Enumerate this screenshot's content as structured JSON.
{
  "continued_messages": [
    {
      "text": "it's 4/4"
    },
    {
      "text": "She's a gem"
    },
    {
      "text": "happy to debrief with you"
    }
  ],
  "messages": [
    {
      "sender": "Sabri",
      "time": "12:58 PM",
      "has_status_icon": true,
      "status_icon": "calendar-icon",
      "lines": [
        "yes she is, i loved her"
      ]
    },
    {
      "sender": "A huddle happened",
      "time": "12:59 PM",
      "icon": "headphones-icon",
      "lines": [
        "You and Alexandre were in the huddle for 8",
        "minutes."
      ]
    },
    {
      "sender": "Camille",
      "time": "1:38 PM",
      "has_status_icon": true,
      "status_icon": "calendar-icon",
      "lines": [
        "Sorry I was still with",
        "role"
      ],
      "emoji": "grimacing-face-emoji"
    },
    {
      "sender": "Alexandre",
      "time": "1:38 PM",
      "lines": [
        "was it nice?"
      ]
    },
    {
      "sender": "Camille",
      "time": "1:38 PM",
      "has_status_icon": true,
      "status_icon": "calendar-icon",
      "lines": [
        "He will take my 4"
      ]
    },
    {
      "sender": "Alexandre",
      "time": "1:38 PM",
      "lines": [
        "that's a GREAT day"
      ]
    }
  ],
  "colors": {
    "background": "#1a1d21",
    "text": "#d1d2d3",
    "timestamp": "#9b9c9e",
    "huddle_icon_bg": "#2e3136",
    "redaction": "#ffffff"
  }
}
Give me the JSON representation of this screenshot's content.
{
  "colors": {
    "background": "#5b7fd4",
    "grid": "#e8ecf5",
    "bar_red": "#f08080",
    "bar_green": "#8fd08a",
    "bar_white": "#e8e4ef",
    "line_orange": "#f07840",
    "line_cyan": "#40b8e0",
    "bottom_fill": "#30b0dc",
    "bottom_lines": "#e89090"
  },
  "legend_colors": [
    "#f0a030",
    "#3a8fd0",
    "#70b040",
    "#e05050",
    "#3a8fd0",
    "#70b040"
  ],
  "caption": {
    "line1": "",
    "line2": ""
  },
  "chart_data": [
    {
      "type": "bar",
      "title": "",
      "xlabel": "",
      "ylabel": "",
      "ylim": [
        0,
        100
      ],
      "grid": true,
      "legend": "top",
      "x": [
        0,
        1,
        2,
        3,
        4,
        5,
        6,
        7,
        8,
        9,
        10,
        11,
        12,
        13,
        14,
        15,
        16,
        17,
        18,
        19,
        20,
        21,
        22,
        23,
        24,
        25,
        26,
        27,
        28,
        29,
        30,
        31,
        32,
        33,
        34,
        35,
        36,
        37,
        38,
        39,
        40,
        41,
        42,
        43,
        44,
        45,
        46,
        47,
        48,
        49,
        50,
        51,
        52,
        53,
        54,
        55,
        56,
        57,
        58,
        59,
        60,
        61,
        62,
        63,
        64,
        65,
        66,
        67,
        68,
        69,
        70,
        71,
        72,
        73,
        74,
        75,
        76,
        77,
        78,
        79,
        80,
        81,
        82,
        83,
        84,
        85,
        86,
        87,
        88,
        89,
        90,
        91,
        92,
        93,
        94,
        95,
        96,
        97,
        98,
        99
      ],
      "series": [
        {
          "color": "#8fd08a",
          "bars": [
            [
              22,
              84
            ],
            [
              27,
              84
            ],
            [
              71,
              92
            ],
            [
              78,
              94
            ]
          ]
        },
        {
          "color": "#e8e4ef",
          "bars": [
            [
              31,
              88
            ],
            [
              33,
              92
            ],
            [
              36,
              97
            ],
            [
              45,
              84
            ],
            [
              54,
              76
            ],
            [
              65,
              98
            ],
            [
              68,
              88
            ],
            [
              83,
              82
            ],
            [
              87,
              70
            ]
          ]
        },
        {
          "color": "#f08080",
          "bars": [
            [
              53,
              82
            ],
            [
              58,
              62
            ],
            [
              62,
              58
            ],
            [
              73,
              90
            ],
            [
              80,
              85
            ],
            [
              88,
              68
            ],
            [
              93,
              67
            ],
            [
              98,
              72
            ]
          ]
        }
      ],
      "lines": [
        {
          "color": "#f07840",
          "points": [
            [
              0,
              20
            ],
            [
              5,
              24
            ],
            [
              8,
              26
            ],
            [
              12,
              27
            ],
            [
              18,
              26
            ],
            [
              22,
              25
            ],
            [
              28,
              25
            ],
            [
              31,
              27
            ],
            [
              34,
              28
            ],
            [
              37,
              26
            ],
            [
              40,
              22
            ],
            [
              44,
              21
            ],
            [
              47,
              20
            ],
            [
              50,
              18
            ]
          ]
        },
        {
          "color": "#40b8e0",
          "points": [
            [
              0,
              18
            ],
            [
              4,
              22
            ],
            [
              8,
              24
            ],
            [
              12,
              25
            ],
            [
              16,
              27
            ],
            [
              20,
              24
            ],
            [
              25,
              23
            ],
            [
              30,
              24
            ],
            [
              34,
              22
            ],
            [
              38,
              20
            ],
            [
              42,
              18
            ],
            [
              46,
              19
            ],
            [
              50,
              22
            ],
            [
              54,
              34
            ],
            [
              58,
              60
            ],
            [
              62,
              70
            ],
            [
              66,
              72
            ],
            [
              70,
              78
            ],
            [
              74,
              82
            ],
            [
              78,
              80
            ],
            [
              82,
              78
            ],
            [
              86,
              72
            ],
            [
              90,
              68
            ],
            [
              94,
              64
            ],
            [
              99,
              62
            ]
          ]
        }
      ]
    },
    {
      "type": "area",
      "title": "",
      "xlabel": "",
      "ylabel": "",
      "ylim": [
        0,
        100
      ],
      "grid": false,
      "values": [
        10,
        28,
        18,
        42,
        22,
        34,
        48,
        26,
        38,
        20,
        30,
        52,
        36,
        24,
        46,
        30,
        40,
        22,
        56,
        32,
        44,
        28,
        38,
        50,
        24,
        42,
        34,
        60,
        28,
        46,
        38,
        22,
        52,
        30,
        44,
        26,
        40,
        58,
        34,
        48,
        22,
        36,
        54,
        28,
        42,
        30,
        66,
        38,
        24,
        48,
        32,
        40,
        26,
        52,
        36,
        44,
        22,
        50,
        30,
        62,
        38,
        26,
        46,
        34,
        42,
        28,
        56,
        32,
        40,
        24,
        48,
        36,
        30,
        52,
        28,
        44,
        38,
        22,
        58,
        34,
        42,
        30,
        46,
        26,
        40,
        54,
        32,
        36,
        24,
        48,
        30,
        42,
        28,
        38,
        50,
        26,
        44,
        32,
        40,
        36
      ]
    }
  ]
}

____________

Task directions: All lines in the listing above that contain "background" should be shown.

Task response:
    "background": "#1a1d21",
    "background": "#5b7fd4",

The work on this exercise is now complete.